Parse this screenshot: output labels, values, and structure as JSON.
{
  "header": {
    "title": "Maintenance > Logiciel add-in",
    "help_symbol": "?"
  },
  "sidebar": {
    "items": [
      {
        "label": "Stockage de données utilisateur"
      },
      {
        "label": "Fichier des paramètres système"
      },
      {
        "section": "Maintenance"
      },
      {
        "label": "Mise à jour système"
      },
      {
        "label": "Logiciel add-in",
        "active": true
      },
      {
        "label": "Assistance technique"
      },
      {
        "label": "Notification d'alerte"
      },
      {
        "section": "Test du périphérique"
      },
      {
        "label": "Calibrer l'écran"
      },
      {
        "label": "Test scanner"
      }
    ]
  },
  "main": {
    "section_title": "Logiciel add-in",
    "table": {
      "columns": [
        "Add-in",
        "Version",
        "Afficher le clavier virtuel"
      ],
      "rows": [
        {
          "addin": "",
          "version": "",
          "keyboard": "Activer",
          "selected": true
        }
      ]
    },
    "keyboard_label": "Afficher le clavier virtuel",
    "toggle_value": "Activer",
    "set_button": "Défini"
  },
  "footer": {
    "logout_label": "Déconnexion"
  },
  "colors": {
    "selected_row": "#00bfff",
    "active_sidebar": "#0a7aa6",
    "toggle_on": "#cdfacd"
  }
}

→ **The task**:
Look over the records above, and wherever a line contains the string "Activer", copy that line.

→ **Solution below**:
          "keyboard": "Activer",
    "toggle_value": "Activer",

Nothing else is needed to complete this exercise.